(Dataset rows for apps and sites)
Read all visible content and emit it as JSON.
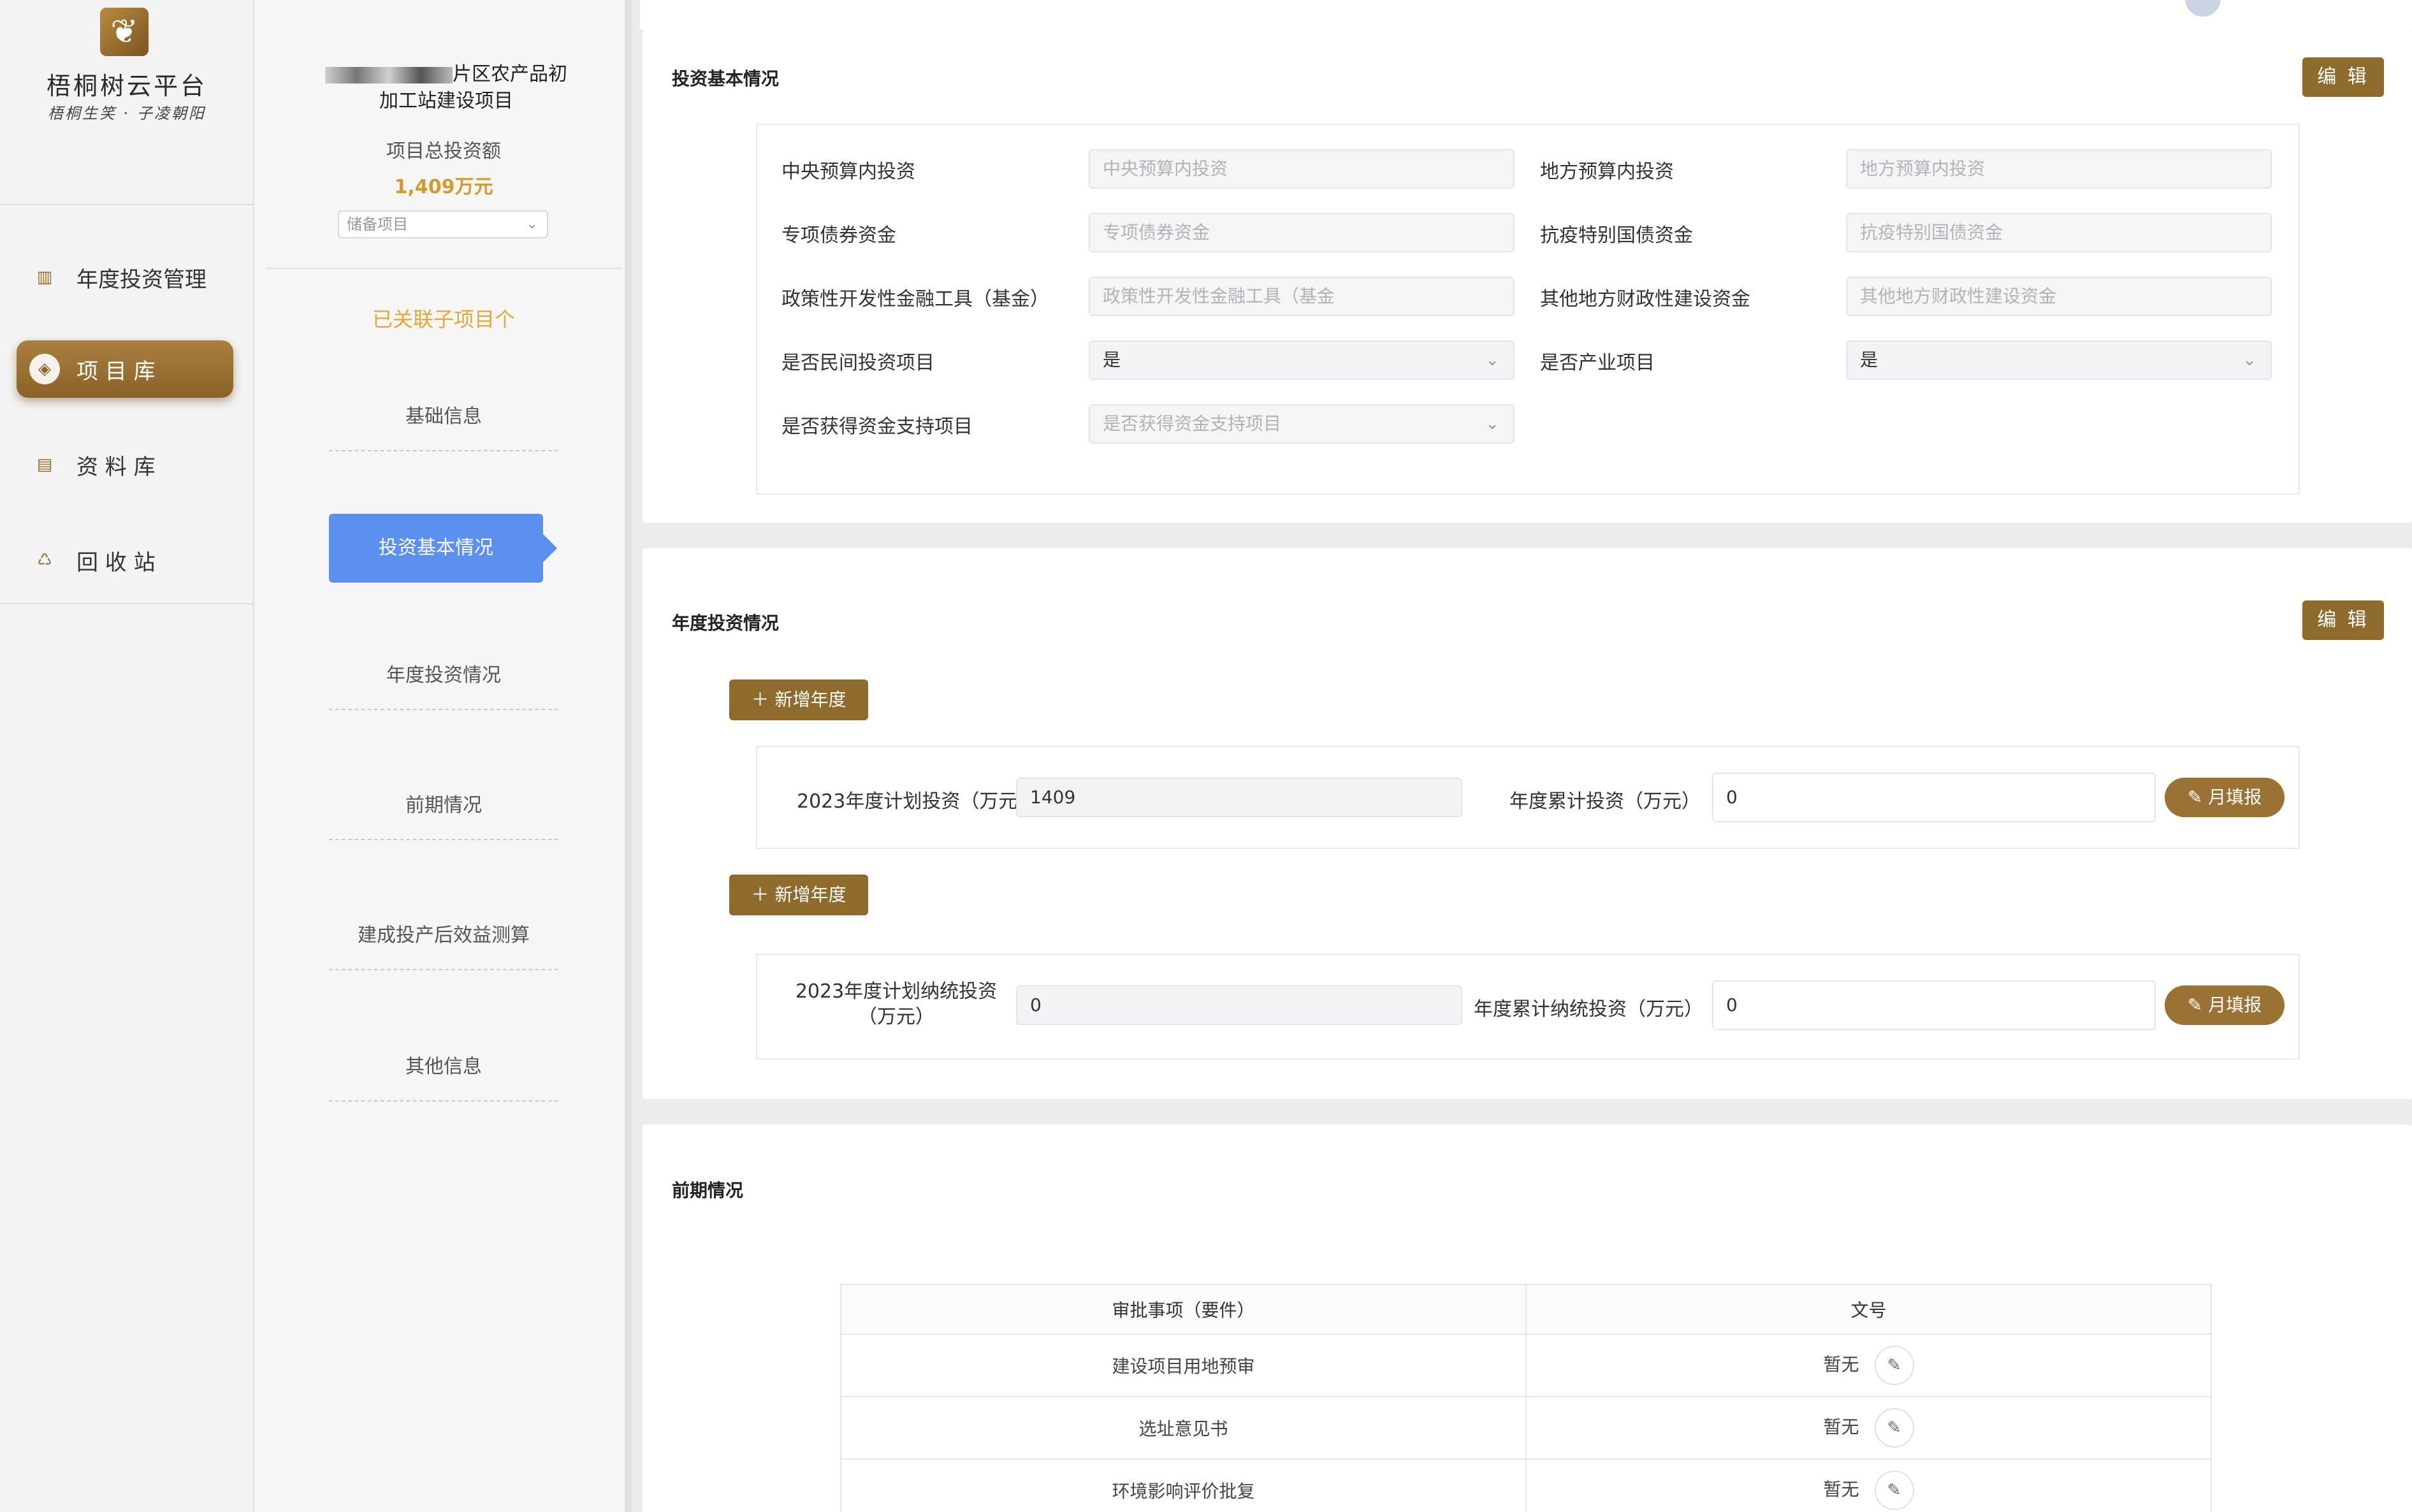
{
  "brand": {
    "name": "梧桐树云平台",
    "slogan": "梧桐生笑 · 子凌朝阳"
  },
  "nav": [
    {
      "label": "年度投资管理",
      "icon": "chart-icon"
    },
    {
      "label": "项 目 库",
      "icon": "layers-icon"
    },
    {
      "label": "资 料 库",
      "icon": "document-icon"
    },
    {
      "label": "回 收 站",
      "icon": "trash-icon"
    }
  ],
  "project": {
    "title_line1": "片区农产品初",
    "title_line2": "加工站建设项目",
    "invest_label": "项目总投资额",
    "invest_value": "1,409万元",
    "status_placeholder": "储备项目",
    "linked_text": "已关联子项目个"
  },
  "subnav": [
    "基础信息",
    "投资基本情况",
    "年度投资情况",
    "前期情况",
    "建成投产后效益测算",
    "其他信息"
  ],
  "invest_basic": {
    "title": "投资基本情况",
    "edit_label": "编 辑",
    "fields": [
      {
        "label": "中央预算内投资",
        "placeholder": "中央预算内投资"
      },
      {
        "label": "地方预算内投资",
        "placeholder": "地方预算内投资"
      },
      {
        "label": "专项债券资金",
        "placeholder": "专项债券资金"
      },
      {
        "label": "抗疫特别国债资金",
        "placeholder": "抗疫特别国债资金"
      },
      {
        "label": "政策性开发性金融工具（基金）",
        "placeholder": "政策性开发性金融工具（基金"
      },
      {
        "label": "其他地方财政性建设资金",
        "placeholder": "其他地方财政性建设资金"
      },
      {
        "label": "是否民间投资项目",
        "value": "是"
      },
      {
        "label": "是否产业项目",
        "value": "是"
      },
      {
        "label": "是否获得资金支持项目",
        "placeholder": "是否获得资金支持项目"
      }
    ]
  },
  "annual": {
    "title": "年度投资情况",
    "edit_label": "编 辑",
    "add_year": "＋ 新增年度",
    "rows": [
      {
        "label_left": "2023年度计划投资（万元）",
        "value_left": "1409",
        "label_right": "年度累计投资（万元）",
        "value_right": "0",
        "btn": "月填报"
      },
      {
        "label_left": "2023年度计划纳统投资（万元）",
        "value_left": "0",
        "label_right": "年度累计纳统投资（万元）",
        "value_right": "0",
        "btn": "月填报"
      }
    ]
  },
  "preliminary": {
    "title": "前期情况",
    "columns": [
      "审批事项（要件）",
      "文号"
    ],
    "rows": [
      {
        "item": "建设项目用地预审",
        "doc": "暂无"
      },
      {
        "item": "选址意见书",
        "doc": "暂无"
      },
      {
        "item": "环境影响评价批复",
        "doc": "暂无"
      }
    ]
  }
}
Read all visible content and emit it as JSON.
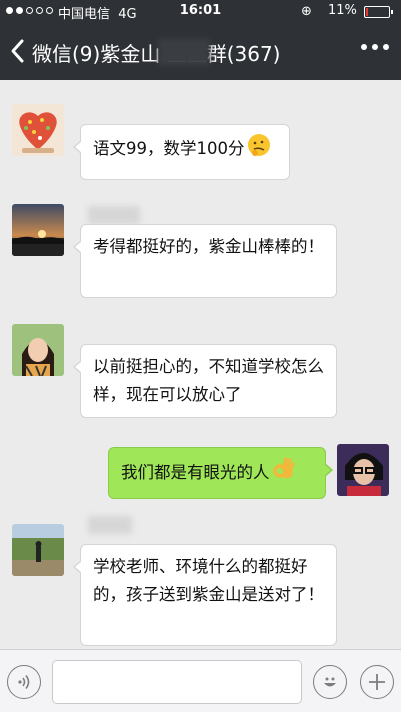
{
  "status_bar": {
    "carrier": "中国电信",
    "network": "4G",
    "time": "16:01",
    "battery": "11%",
    "battery_level": 0.11
  },
  "nav": {
    "back_label": "微信(9)",
    "title": "紫金山  业主群",
    "count": "(367)"
  },
  "messages": [
    {
      "side": "left",
      "text": "语文99，数学100分",
      "emoji": "thinking-face-icon"
    },
    {
      "side": "left",
      "text": "考得都挺好的，紫金山棒棒的！"
    },
    {
      "side": "left",
      "text": "以前挺担心的，不知道学校怎么样，现在可以放心了"
    },
    {
      "side": "right",
      "text": "我们都是有眼光的人",
      "emoji": "ok-hand-icon"
    },
    {
      "side": "left",
      "text": "学校老师、环境什么的都挺好的，孩子送到紫金山是送对了！"
    }
  ],
  "input": {
    "value": "",
    "placeholder": ""
  }
}
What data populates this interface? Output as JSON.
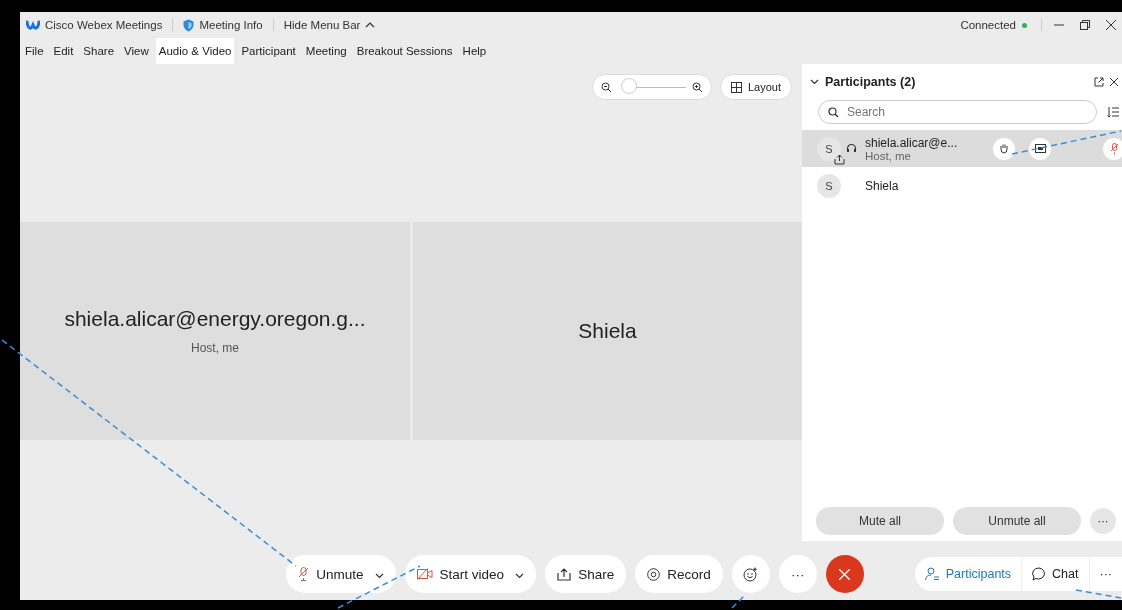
{
  "title_bar": {
    "app_name": "Cisco Webex Meetings",
    "meeting_info": "Meeting Info",
    "hide_menu_bar": "Hide Menu Bar",
    "status": "Connected",
    "connected": true
  },
  "menu": [
    {
      "label": "File",
      "selected": false
    },
    {
      "label": "Edit",
      "selected": false
    },
    {
      "label": "Share",
      "selected": false
    },
    {
      "label": "View",
      "selected": false
    },
    {
      "label": "Audio & Video",
      "selected": true
    },
    {
      "label": "Participant",
      "selected": false
    },
    {
      "label": "Meeting",
      "selected": false
    },
    {
      "label": "Breakout Sessions",
      "selected": false
    },
    {
      "label": "Help",
      "selected": false
    }
  ],
  "view_controls": {
    "zoom": {
      "level": 0.05
    },
    "layout_button": "Layout"
  },
  "tiles": [
    {
      "name": "shiela.alicar@energy.oregon.g...",
      "subtitle": "Host, me"
    },
    {
      "name": "Shiela"
    }
  ],
  "participants_panel": {
    "title": "Participants (2)",
    "search": {
      "placeholder": "Search"
    },
    "participants": [
      {
        "initial": "S",
        "name": "shiela.alicar@e...",
        "subtitle": "Host, me",
        "selected": true,
        "sharing": true,
        "muted": true
      },
      {
        "initial": "S",
        "name": "Shiela",
        "selected": false,
        "sharing": false,
        "muted": false
      }
    ],
    "buttons": [
      "Mute all",
      "Unmute all"
    ],
    "more": "···"
  },
  "toolbar": [
    {
      "kind": "dropdown",
      "label": "Unmute"
    },
    {
      "kind": "dropdown",
      "label": "Start video"
    },
    {
      "kind": "button",
      "label": "Share"
    },
    {
      "kind": "button",
      "label": "Record"
    },
    {
      "kind": "round"
    },
    {
      "kind": "round",
      "label": "···"
    },
    {
      "kind": "end"
    }
  ],
  "side_toolbar": {
    "tabs": [
      {
        "label": "Participants",
        "selected": true
      },
      {
        "label": "Chat",
        "selected": false
      }
    ],
    "more": "···"
  }
}
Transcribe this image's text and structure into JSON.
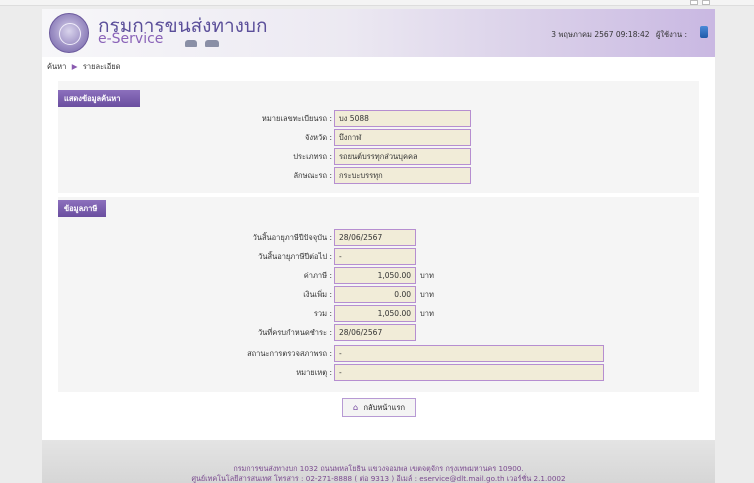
{
  "header": {
    "logo_th": "กรมการขนส่งทางบก",
    "logo_en": "e-Service",
    "datetime": "3 พฤษภาคม 2567 09:18:42",
    "user_label": "ผู้ใช้งาน :"
  },
  "breadcrumb": {
    "search": "ค้นหา",
    "detail": "รายละเอียด"
  },
  "search_section": {
    "title": "แสดงข้อมูลค้นหา",
    "fields": [
      {
        "label": "หมายเลขทะเบียนรถ :",
        "value": "บง 5088"
      },
      {
        "label": "จังหวัด :",
        "value": "บึงกาฬ"
      },
      {
        "label": "ประเภทรถ :",
        "value": "รถยนต์บรรทุกส่วนบุคคล"
      },
      {
        "label": "ลักษณะรถ :",
        "value": "กระบะบรรทุก"
      }
    ]
  },
  "tax_section": {
    "title": "ข้อมูลภาษี",
    "expiry_current": {
      "label": "วันสิ้นอายุภาษีปีปัจจุบัน :",
      "value": "28/06/2567"
    },
    "expiry_next": {
      "label": "วันสิ้นอายุภาษีปีต่อไป :",
      "value": "-"
    },
    "tax": {
      "label": "ค่าภาษี :",
      "value": "1,050.00",
      "unit": "บาท"
    },
    "surcharge": {
      "label": "เงินเพิ่ม :",
      "value": "0.00",
      "unit": "บาท"
    },
    "total": {
      "label": "รวม :",
      "value": "1,050.00",
      "unit": "บาท"
    },
    "due_date": {
      "label": "วันที่ครบกำหนดชำระ :",
      "value": "28/06/2567"
    },
    "inspection": {
      "label": "สถานะการตรวจสภาพรถ :",
      "value": "-"
    },
    "note": {
      "label": "หมายเหตุ :",
      "value": "-"
    }
  },
  "actions": {
    "home_label": "กลับหน้าแรก"
  },
  "footer": {
    "line1": "กรมการขนส่งทางบก 1032 ถนนพหลโยธิน แขวงจอมพล เขตจตุจักร กรุงเทพมหานคร 10900.",
    "line2": "ศูนย์เทคโนโลยีสารสนเทศ โทรสาร : 02-271-8888 ( ต่อ 9313 ) อีเมล์ : eservice@dlt.mail.go.th เวอร์ชั่น 2.1.0002"
  },
  "colors": {
    "accent": "#6a4e9f",
    "field_bg": "#f1ecd8",
    "field_border": "#b68ed0"
  }
}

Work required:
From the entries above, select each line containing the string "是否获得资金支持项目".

Exercise answer:
        "label": "是否获得资金支持项目",
        "placeholder": "是否获得资金支持项目"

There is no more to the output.